His Grace visited the Tagapo Chapel to see the refurbishment progress and inspire the rejuvenation of the local apostolate. Many people turned out for Sunday Mass to meet the Archbishop and receive his words of hope and encouragement. Phase 1 of the renovation i.e. new ceiling, sanctuary and electric circuitry is complete, but fundraising continues for Phase 2, i.e. installation of a WC and refurbishment of the priest’s quarters. To make a contribution please visit here.
His Grace also visited the other chapels of the apostolate in the Philippines, including Divine Mercy, Pintong Bukawe, San Mateo and Holy Hearts, Barangay 418 Zone 43, Sampaloc as well as Divine Mercy, Bacoor.
The Archbishop attended a conference held for the clergy of the territory, a day of prayer and fellowship.
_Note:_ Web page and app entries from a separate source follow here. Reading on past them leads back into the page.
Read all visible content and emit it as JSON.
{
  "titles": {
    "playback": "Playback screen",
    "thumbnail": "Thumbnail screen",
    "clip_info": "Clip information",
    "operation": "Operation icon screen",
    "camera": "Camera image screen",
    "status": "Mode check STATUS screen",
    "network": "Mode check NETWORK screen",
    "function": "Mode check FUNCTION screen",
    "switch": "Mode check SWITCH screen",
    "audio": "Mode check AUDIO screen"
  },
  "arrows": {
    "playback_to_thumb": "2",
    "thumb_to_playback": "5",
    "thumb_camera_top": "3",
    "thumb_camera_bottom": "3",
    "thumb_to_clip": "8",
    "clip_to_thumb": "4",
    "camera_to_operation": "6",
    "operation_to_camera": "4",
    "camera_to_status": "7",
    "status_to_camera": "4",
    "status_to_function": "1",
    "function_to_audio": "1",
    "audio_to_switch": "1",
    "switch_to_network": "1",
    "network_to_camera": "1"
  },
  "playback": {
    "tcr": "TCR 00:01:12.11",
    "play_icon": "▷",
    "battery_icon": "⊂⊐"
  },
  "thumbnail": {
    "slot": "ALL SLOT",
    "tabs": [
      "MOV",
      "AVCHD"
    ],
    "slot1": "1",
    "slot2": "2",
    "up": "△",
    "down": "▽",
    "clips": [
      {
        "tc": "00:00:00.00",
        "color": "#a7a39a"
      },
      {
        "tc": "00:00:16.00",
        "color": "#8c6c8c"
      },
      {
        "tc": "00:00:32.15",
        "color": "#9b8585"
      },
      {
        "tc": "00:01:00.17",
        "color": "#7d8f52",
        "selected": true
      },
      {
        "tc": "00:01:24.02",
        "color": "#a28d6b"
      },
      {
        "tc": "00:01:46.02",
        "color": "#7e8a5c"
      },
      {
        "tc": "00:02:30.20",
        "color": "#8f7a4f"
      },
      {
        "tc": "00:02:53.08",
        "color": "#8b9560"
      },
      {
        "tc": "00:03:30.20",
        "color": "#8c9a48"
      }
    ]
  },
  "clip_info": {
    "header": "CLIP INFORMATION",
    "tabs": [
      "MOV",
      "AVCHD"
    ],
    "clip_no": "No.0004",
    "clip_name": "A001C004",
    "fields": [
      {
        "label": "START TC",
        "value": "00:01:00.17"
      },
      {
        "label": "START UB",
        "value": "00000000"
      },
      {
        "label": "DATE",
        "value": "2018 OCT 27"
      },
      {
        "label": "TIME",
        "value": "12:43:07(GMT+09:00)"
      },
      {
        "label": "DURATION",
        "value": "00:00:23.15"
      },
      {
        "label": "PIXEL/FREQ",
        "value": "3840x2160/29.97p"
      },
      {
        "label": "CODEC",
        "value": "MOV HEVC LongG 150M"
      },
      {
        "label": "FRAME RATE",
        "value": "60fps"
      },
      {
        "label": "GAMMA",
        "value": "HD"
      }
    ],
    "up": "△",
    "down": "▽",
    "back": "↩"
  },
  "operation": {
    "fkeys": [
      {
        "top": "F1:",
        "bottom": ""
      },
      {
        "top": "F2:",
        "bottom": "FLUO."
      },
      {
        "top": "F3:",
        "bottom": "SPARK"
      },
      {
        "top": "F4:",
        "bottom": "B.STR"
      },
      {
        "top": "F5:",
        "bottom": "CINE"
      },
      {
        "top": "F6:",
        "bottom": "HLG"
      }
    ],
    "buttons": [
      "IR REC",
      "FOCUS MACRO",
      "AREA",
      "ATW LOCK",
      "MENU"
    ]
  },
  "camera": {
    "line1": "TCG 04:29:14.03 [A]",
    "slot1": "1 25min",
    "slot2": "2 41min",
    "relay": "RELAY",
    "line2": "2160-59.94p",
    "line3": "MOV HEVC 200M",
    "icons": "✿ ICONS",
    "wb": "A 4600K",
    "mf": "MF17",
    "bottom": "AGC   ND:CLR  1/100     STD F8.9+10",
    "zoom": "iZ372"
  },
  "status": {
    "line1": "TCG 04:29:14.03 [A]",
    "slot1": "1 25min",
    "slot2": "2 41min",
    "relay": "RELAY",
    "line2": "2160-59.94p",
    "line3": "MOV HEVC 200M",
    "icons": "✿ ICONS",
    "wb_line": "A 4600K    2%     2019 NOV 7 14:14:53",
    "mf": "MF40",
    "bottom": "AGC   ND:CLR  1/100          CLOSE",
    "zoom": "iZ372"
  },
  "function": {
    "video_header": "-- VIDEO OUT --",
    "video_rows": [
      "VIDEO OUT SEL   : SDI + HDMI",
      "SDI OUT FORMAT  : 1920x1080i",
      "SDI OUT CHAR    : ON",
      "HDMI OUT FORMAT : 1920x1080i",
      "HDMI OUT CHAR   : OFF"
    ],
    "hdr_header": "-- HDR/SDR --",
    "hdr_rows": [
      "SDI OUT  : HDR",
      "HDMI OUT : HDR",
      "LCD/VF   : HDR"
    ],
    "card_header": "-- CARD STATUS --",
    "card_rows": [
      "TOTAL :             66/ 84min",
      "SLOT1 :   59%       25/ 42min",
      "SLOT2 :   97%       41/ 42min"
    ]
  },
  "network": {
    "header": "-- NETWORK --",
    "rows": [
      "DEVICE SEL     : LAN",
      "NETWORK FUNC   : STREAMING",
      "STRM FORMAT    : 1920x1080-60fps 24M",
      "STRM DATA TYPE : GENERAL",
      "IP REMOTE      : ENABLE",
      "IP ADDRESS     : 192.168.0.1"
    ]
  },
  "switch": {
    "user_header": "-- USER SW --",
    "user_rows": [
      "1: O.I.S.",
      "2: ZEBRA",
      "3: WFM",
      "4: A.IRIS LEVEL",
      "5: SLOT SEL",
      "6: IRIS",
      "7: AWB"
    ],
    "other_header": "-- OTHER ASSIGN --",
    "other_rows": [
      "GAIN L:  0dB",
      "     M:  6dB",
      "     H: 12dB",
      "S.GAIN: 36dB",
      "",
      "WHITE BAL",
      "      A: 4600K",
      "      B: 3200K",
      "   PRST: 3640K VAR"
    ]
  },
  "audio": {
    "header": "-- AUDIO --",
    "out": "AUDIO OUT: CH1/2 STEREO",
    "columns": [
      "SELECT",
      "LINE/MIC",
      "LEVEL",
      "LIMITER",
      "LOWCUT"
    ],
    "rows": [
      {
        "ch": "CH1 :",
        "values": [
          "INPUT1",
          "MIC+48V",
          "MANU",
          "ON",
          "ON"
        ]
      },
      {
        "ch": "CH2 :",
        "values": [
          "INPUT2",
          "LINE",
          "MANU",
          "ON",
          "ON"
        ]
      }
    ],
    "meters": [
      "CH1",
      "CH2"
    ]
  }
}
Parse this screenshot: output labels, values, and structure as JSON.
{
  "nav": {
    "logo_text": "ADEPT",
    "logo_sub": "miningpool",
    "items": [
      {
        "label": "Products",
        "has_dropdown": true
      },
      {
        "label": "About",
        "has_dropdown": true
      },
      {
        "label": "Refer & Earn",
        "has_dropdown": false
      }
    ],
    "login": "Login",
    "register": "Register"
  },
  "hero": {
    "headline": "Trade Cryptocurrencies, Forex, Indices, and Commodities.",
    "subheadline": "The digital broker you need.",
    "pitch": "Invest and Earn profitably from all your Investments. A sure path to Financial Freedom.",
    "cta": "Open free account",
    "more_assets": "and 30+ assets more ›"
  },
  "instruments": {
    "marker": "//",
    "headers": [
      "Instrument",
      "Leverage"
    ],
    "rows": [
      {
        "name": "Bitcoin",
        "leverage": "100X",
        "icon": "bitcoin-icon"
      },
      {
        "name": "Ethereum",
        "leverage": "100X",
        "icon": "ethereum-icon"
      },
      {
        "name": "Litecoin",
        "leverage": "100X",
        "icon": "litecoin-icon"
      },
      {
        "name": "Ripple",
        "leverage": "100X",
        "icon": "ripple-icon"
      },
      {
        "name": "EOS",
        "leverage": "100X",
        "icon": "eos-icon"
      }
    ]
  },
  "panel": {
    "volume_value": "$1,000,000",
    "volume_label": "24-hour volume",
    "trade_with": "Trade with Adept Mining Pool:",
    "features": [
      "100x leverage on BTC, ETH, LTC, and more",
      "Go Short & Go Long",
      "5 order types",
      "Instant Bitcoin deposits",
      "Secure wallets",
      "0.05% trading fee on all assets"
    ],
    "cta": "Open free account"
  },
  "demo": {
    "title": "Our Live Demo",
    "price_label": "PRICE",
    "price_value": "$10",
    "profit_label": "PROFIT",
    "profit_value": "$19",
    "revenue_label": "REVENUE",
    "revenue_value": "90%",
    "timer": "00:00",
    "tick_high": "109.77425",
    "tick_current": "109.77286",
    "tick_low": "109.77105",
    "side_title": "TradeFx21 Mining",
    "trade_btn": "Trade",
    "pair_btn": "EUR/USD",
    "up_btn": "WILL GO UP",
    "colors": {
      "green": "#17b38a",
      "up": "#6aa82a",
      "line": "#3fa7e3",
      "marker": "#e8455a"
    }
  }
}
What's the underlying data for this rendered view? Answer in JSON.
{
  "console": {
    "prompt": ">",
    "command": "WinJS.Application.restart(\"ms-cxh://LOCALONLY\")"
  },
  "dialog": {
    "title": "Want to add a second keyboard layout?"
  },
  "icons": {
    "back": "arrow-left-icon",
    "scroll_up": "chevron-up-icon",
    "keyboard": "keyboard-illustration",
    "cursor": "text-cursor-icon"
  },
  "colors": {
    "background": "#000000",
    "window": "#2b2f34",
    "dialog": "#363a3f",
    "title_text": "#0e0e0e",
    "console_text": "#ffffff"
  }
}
His Grace gave conferences on the nature and spirituality of priesthood, with a particular emphasis on Tradition, the liturgy and perennial magisterium of the Church, and vocation as personal sacrifice. Fr Gierke gave a presentation on the living out of his bivocational ministry as a Franciscan religious and prison nurse, and Bishop Jaime discussed matters regarding the local apostolate.
One of the highlights of the visitation was a special event for lay pastoral leaders. The day conference brought together lay representatives from all the missions and chapels in the territory for Mass, fellowship and discussion. The Archbishop gave conferences on the history and raison d’être of the Old Roman apostolate, an overview of the global dimension of the apostolate, and facilitated a discussion on mission, fundraising and social action partnerships. Meals were prepared by the hosting mission and the day concluded with a prize raffle drawn by the Archbishop.
In addition to the religious events, the Titular Archbishop also took part in several social activities. He visited local communities and participated in cultural events, where he experienced the rich and diverse Filipino culture and generous hospitality.
The unintended mascot of the visitation was a little kitten, named “Luke” by the Archbishop who, with Fr Gierke was moved to rescue him from the streets. Appearing to be blind, Luke was taken to a vet for treatment and then left with one of the faithful for recuperation! He has wonderfully recovered his sight!
The visitation concluded on February 27th, with a farewell celebration attended by the local clergy and faithful. His Grace expressed his gratitude for the warm welcome he received and for the opportunity to serve the Catholic community in the Philippine Territory.
The Archbishop returned to the United Kingdom on Tuesday, February 28th, with a renewed sense of purpose and commitment to his faith. His visitation to the Philippine Territory was a testament to the power of faith and the importance of building strong connections between Catholic communities and the Old Roman apostolate around the world.
The Rottingdean Panto is a yearly event organized in the small seaside village of Rottingdean, east of Brighton, UK. For the twelfth year running ✠Jerome was director of music, rehearsing the cast and accompanying the performances on keyboard with a small band of live musicians!
Pantomime has been a popular form of entertainment in Britain since the 18th century. It was originally performed in the music halls of London and was often used as a form of political satire. By the 19th century, pantomimes had become an important part of Christmas festivities and were performed all over the country. Since then, they have evolved to include more modern elements such as special effects and celebrity guests.
Pantomime is an important part of British culture and continues to be enjoyed by people of all ages. It’s a great way to bring people together and enjoy some light-hearted entertainment during the festive season.